Washington — The US defence department has issued a dire report on how climate change could affect the nation’s armed forces and security, warning that rising seas could inundate coastal bases and drought-fueled wildfires could endanger inland ones.
The 22-page assessment delivered to Congress on Thursday says about two-thirds of 79 mission-essential military installations in the US that were reviewed are vulnerable to current or future flooding, with more than half vulnerable to current or future drought. About half also are at risk from wildfires, including the threat of mudslides and erosion from rains following the blazes.
“The effects of a changing climate are a national security issue with potential impacts to department of defence missions, operational plans and installations,” defence department spokesperson Heather Babb said in an e-mail.
The report, which was mandated by Congress, describes widespread impacts, dispersed across the US, with more coastal flooding along the East coast and Hawaii.
US military facilities are already encountering some of the effects, the Pentagon says, noting that joint base Langley-Eustis in Virginia has experienced 35.5cm of sea level rise since 1930. And navy base Coronado in California already experiences flooding during tropical storm events.
In the Washington area, several defence department sites — including joint base Andrews, home of Air Force One — are experiencing drought conditions that have been severe for the past 16 years, the report says. These conditions can lead to ruptured utility lines and cracked roads, the Pentagon warns, as moisture disappears from soil.
The defence department stresses in its report that it is working with nations around the world “to understand and plan for future potential mission impacts” from climate change, describing it as “a global issue”.

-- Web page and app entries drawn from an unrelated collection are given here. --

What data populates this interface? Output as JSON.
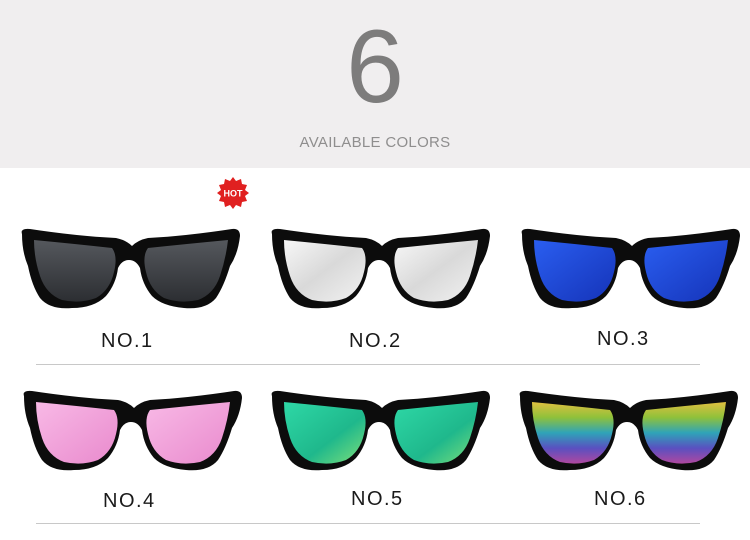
{
  "header": {
    "count": "6",
    "subtitle": "AVAILABLE COLORS"
  },
  "badge": {
    "text": "HOT",
    "color": "#e02020"
  },
  "products": [
    {
      "label": "NO.1",
      "lens": "smoke-grey",
      "lens_color": "#3a3d42"
    },
    {
      "label": "NO.2",
      "lens": "silver-mirror",
      "lens_color": "#e6e6e6"
    },
    {
      "label": "NO.3",
      "lens": "blue-mirror",
      "lens_color": "#1d47d6"
    },
    {
      "label": "NO.4",
      "lens": "pink-mirror",
      "lens_color": "#f2a3dd"
    },
    {
      "label": "NO.5",
      "lens": "green-mirror",
      "lens_color": "#22c59a"
    },
    {
      "label": "NO.6",
      "lens": "rainbow-mirror",
      "lens_color": "#7bbf3a"
    }
  ],
  "frame_color": "#0c0c0c"
}
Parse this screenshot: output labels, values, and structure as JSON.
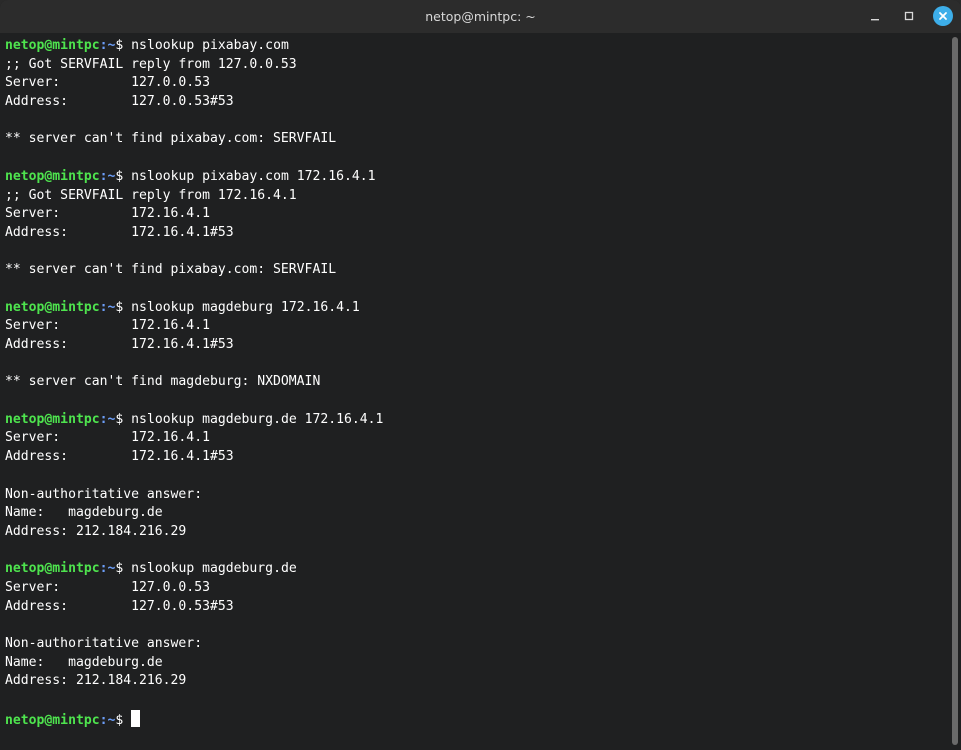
{
  "window": {
    "title": "netop@mintpc: ~",
    "controls": {
      "minimize_icon": "minimize-icon",
      "maximize_icon": "maximize-icon",
      "close_icon": "close-icon"
    },
    "accent_color": "#3daee9"
  },
  "prompt": {
    "user_host": "netop@mintpc",
    "path": ":~",
    "symbol": "$ "
  },
  "terminal": {
    "lines": [
      {
        "type": "prompt",
        "cmd": "nslookup pixabay.com"
      },
      {
        "type": "out",
        "text": ";; Got SERVFAIL reply from 127.0.0.53"
      },
      {
        "type": "out",
        "text": "Server:         127.0.0.53"
      },
      {
        "type": "out",
        "text": "Address:        127.0.0.53#53"
      },
      {
        "type": "out",
        "text": ""
      },
      {
        "type": "out",
        "text": "** server can't find pixabay.com: SERVFAIL"
      },
      {
        "type": "out",
        "text": ""
      },
      {
        "type": "prompt",
        "cmd": "nslookup pixabay.com 172.16.4.1"
      },
      {
        "type": "out",
        "text": ";; Got SERVFAIL reply from 172.16.4.1"
      },
      {
        "type": "out",
        "text": "Server:         172.16.4.1"
      },
      {
        "type": "out",
        "text": "Address:        172.16.4.1#53"
      },
      {
        "type": "out",
        "text": ""
      },
      {
        "type": "out",
        "text": "** server can't find pixabay.com: SERVFAIL"
      },
      {
        "type": "out",
        "text": ""
      },
      {
        "type": "prompt",
        "cmd": "nslookup magdeburg 172.16.4.1"
      },
      {
        "type": "out",
        "text": "Server:         172.16.4.1"
      },
      {
        "type": "out",
        "text": "Address:        172.16.4.1#53"
      },
      {
        "type": "out",
        "text": ""
      },
      {
        "type": "out",
        "text": "** server can't find magdeburg: NXDOMAIN"
      },
      {
        "type": "out",
        "text": ""
      },
      {
        "type": "prompt",
        "cmd": "nslookup magdeburg.de 172.16.4.1"
      },
      {
        "type": "out",
        "text": "Server:         172.16.4.1"
      },
      {
        "type": "out",
        "text": "Address:        172.16.4.1#53"
      },
      {
        "type": "out",
        "text": ""
      },
      {
        "type": "out",
        "text": "Non-authoritative answer:"
      },
      {
        "type": "out",
        "text": "Name:   magdeburg.de"
      },
      {
        "type": "out",
        "text": "Address: 212.184.216.29"
      },
      {
        "type": "out",
        "text": ""
      },
      {
        "type": "prompt",
        "cmd": "nslookup magdeburg.de"
      },
      {
        "type": "out",
        "text": "Server:         127.0.0.53"
      },
      {
        "type": "out",
        "text": "Address:        127.0.0.53#53"
      },
      {
        "type": "out",
        "text": ""
      },
      {
        "type": "out",
        "text": "Non-authoritative answer:"
      },
      {
        "type": "out",
        "text": "Name:   magdeburg.de"
      },
      {
        "type": "out",
        "text": "Address: 212.184.216.29"
      },
      {
        "type": "out",
        "text": ""
      },
      {
        "type": "prompt",
        "cmd": "",
        "cursor": true
      }
    ]
  },
  "colors": {
    "background": "#1f2021",
    "prompt_user": "#4ee44e",
    "prompt_path": "#6c9ef8",
    "text": "#ffffff"
  }
}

Under the Obama administration, the effects of climate on the nation’s military was a top initiative, but the Trump administration has taken a different tack. In a reversal, climate change was omitted in 2017 as a threat from the US national security strategy, a list of threats facing the nation.
“Given future global energy demand, much of the developing world will require fossil fuels, as well as other forms of energy, to power their economies and lift their people out of poverty,” the 2017 strategy said. “US leadership is indispensable to countering an anti-growth energy agenda.”
The Obama administration had warned that climate change was an “urgent and growing threat to our national security”.